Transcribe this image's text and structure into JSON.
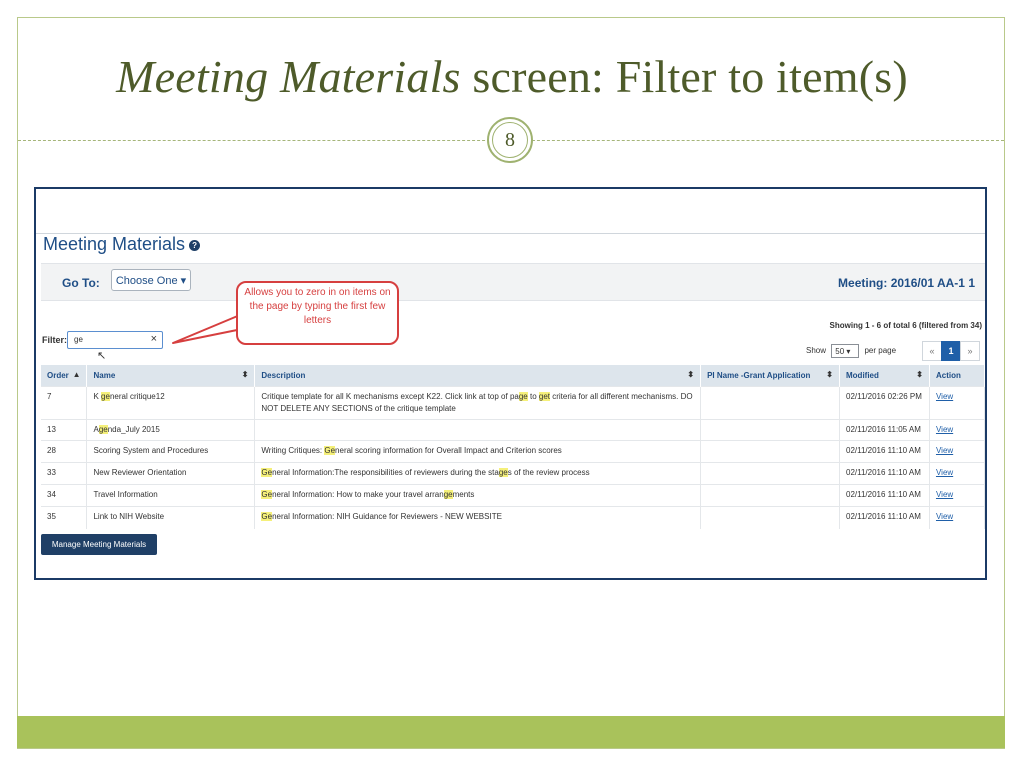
{
  "slide": {
    "title_italic": "Meeting Materials",
    "title_rest": " screen: Filter to item(s)",
    "page_number": "8"
  },
  "app": {
    "heading": "Meeting Materials",
    "help_icon": "help-circle-icon",
    "goto_label": "Go To:",
    "goto_button": "Choose One ▾",
    "meeting": "Meeting: 2016/01 AA-1 1",
    "filter_label": "Filter:",
    "filter_value": "ge",
    "filter_clear": "×",
    "showing": "Showing 1 - 6 of total 6 (filtered from 34)",
    "show_label": "Show",
    "per_page_value": "50",
    "per_page_label": "per page",
    "pager": [
      "«",
      "1",
      "»"
    ],
    "manage_button": "Manage Meeting Materials"
  },
  "callout": {
    "text": "Allows you to zero in on items on the page by typing the first few letters"
  },
  "table": {
    "headers": [
      "Order",
      "Name",
      "Description",
      "PI Name -Grant Application",
      "Modified",
      "Action"
    ],
    "rows": [
      {
        "order": "7",
        "name": [
          [
            "K "
          ],
          [
            "ge",
            true
          ],
          [
            "neral critique12"
          ]
        ],
        "desc": [
          [
            "Critique template for all K mechanisms except K22. Click link at top of pa"
          ],
          [
            "ge",
            true
          ],
          [
            " to "
          ],
          [
            "get",
            true
          ],
          [
            " criteria for all different mechanisms. DO NOT DELETE ANY SECTIONS of the critique template"
          ]
        ],
        "pi": "",
        "modified": "02/11/2016 02:26 PM",
        "action": "View"
      },
      {
        "order": "13",
        "name": [
          [
            "A"
          ],
          [
            "ge",
            true
          ],
          [
            "nda_July 2015"
          ]
        ],
        "desc": [],
        "pi": "",
        "modified": "02/11/2016 11:05 AM",
        "action": "View"
      },
      {
        "order": "28",
        "name": [
          [
            "Scoring System and Procedures"
          ]
        ],
        "desc": [
          [
            "Writing Critiques: "
          ],
          [
            "Ge",
            true
          ],
          [
            "neral scoring information for Overall Impact and Criterion scores"
          ]
        ],
        "pi": "",
        "modified": "02/11/2016 11:10 AM",
        "action": "View"
      },
      {
        "order": "33",
        "name": [
          [
            "New Reviewer Orientation"
          ]
        ],
        "desc": [
          [
            "Ge",
            true
          ],
          [
            "neral Information:The responsibilities of reviewers during the sta"
          ],
          [
            "ge",
            true
          ],
          [
            "s of the review process"
          ]
        ],
        "pi": "",
        "modified": "02/11/2016 11:10 AM",
        "action": "View"
      },
      {
        "order": "34",
        "name": [
          [
            "Travel Information"
          ]
        ],
        "desc": [
          [
            "Ge",
            true
          ],
          [
            "neral Information: How to make your travel arran"
          ],
          [
            "ge",
            true
          ],
          [
            "ments"
          ]
        ],
        "pi": "",
        "modified": "02/11/2016 11:10 AM",
        "action": "View"
      },
      {
        "order": "35",
        "name": [
          [
            "Link to NIH Website"
          ]
        ],
        "desc": [
          [
            "Ge",
            true
          ],
          [
            "neral Information: NIH Guidance for Reviewers - NEW WEBSITE"
          ]
        ],
        "pi": "",
        "modified": "02/11/2016 11:10 AM",
        "action": "View"
      }
    ]
  },
  "colors": {
    "title": "#4e5b2a",
    "footer": "#a9c25b",
    "link": "#1f5fa8",
    "callout": "#d63f3f",
    "highlight": "#f5f07a"
  }
}
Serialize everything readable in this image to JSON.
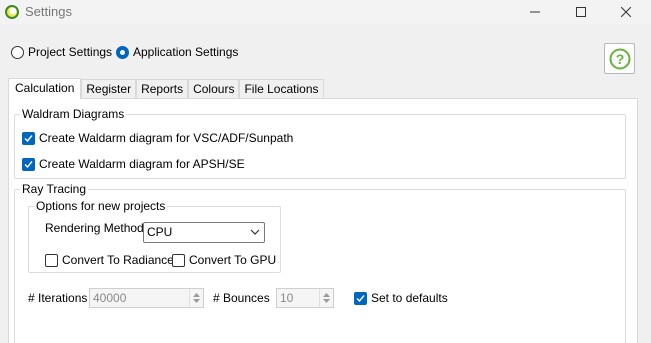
{
  "window": {
    "title": "Settings"
  },
  "scope": {
    "project_label": "Project Settings",
    "application_label": "Application Settings",
    "selected": "application"
  },
  "tabs": [
    {
      "label": "Calculation",
      "active": true
    },
    {
      "label": "Register",
      "active": false
    },
    {
      "label": "Reports",
      "active": false
    },
    {
      "label": "Colours",
      "active": false
    },
    {
      "label": "File Locations",
      "active": false
    }
  ],
  "waldram": {
    "group_label": "Waldram Diagrams",
    "vsc_label": "Create Waldarm diagram for VSC/ADF/Sunpath",
    "vsc_checked": true,
    "apsh_label": "Create Waldarm diagram for APSH/SE",
    "apsh_checked": true
  },
  "ray_tracing": {
    "group_label": "Ray Tracing",
    "options_group_label": "Options for new projects",
    "rendering_method_label": "Rendering Method",
    "rendering_method_value": "CPU",
    "convert_radiance_label": "Convert To Radiance",
    "convert_radiance_checked": false,
    "convert_gpu_label": "Convert To GPU",
    "convert_gpu_checked": false,
    "iterations_label": "# Iterations",
    "iterations_value": "40000",
    "bounces_label": "# Bounces",
    "bounces_value": "10",
    "defaults_label": "Set to defaults",
    "defaults_checked": true
  },
  "colors": {
    "accent": "#0067c0",
    "help_green": "#6bb23a"
  },
  "icons": {
    "app": "app-logo-icon",
    "minimize": "minimize-icon",
    "maximize": "maximize-icon",
    "close": "close-icon",
    "help": "help-icon",
    "check": "checkmark-icon",
    "dropdown": "chevron-down-icon",
    "spin_up": "spin-up-icon",
    "spin_down": "spin-down-icon"
  }
}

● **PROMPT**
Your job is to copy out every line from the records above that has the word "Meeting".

● **RESULT BELOW**
    "title_italic": "Meeting Materials",
    "heading": "Meeting Materials",
    "meeting": "Meeting: 2016/01 AA-1 1",
    "manage_button": "Manage Meeting Materials"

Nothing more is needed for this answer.